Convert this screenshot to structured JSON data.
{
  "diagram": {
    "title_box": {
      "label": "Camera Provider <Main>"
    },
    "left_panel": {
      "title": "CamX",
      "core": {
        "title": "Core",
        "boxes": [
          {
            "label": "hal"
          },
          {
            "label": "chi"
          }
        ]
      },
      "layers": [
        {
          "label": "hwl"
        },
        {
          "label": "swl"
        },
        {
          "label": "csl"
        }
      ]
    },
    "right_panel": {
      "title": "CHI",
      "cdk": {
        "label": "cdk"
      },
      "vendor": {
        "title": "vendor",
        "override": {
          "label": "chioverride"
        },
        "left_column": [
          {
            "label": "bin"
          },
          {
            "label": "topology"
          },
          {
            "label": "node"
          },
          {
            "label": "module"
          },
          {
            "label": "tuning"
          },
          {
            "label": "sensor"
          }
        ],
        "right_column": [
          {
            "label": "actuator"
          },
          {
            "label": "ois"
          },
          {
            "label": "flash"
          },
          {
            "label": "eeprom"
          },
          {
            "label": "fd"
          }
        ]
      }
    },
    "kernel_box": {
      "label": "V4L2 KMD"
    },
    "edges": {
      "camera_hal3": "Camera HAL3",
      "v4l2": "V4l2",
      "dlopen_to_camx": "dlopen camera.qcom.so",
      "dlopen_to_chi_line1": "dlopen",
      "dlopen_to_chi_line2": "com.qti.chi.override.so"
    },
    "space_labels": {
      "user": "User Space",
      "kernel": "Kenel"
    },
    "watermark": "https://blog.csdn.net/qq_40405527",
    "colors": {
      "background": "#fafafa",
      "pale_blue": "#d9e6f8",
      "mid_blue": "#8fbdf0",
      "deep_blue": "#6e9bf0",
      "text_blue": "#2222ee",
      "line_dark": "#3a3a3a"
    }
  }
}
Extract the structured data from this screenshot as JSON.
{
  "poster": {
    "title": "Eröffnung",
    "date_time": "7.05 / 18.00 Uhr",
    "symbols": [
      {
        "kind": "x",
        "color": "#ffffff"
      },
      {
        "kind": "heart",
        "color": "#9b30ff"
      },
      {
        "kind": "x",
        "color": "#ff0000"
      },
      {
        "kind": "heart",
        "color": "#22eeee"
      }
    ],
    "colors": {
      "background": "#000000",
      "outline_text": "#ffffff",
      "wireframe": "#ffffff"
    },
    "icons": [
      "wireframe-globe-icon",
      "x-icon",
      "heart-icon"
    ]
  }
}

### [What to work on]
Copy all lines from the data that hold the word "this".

### [Written solution]
Convert this screenshot to structured JSON data.
Extract the structured data from this screenshot as JSON.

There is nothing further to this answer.